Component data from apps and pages
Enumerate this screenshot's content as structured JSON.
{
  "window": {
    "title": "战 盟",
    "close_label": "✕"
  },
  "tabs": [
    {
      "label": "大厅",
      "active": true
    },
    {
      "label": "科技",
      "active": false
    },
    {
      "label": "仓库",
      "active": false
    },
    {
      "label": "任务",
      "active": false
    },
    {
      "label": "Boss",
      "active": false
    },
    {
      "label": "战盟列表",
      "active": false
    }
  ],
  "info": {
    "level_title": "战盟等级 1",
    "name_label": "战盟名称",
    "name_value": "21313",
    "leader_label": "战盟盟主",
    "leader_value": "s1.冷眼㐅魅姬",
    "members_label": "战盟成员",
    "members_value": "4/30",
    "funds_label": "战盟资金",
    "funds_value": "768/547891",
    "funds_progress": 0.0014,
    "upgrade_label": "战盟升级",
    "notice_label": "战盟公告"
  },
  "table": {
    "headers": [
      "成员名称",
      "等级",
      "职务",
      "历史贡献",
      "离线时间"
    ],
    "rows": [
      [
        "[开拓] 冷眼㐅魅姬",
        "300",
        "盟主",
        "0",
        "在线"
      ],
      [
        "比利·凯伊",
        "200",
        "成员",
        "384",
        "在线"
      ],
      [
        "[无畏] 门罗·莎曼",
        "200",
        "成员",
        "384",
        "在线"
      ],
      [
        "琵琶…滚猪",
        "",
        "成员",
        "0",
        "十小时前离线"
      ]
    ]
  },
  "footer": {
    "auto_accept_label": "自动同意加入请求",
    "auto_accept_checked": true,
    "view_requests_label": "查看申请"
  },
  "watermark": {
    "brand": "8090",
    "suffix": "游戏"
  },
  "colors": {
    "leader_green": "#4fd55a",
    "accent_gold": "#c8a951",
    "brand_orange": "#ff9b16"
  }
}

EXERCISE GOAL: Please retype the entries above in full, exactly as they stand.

ANSWER SECTION:
Enumerate this screenshot's content as structured JSON.
{
  "window": {
    "title": "战 盟",
    "close_label": "✕"
  },
  "tabs": [
    {
      "label": "大厅",
      "active": true
    },
    {
      "label": "科技",
      "active": false
    },
    {
      "label": "仓库",
      "active": false
    },
    {
      "label": "任务",
      "active": false
    },
    {
      "label": "Boss",
      "active": false
    },
    {
      "label": "战盟列表",
      "active": false
    }
  ],
  "info": {
    "level_title": "战盟等级 1",
    "name_label": "战盟名称",
    "name_value": "21313",
    "leader_label": "战盟盟主",
    "leader_value": "s1.冷眼㐅魅姬",
    "members_label": "战盟成员",
    "members_value": "4/30",
    "funds_label": "战盟资金",
    "funds_value": "768/547891",
    "funds_progress": 0.0014,
    "upgrade_label": "战盟升级",
    "notice_label": "战盟公告"
  },
  "table": {
    "headers": [
      "成员名称",
      "等级",
      "职务",
      "历史贡献",
      "离线时间"
    ],
    "rows": [
      [
        "[开拓] 冷眼㐅魅姬",
        "300",
        "盟主",
        "0",
        "在线"
      ],
      [
        "比利·凯伊",
        "200",
        "成员",
        "384",
        "在线"
      ],
      [
        "[无畏] 门罗·莎曼",
        "200",
        "成员",
        "384",
        "在线"
      ],
      [
        "琵琶…滚猪",
        "",
        "成员",
        "0",
        "十小时前离线"
      ]
    ]
  },
  "footer": {
    "auto_accept_label": "自动同意加入请求",
    "auto_accept_checked": true,
    "view_requests_label": "查看申请"
  },
  "watermark": {
    "brand": "8090",
    "suffix": "游戏"
  },
  "colors": {
    "leader_green": "#4fd55a",
    "accent_gold": "#c8a951",
    "brand_orange": "#ff9b16"
  }
}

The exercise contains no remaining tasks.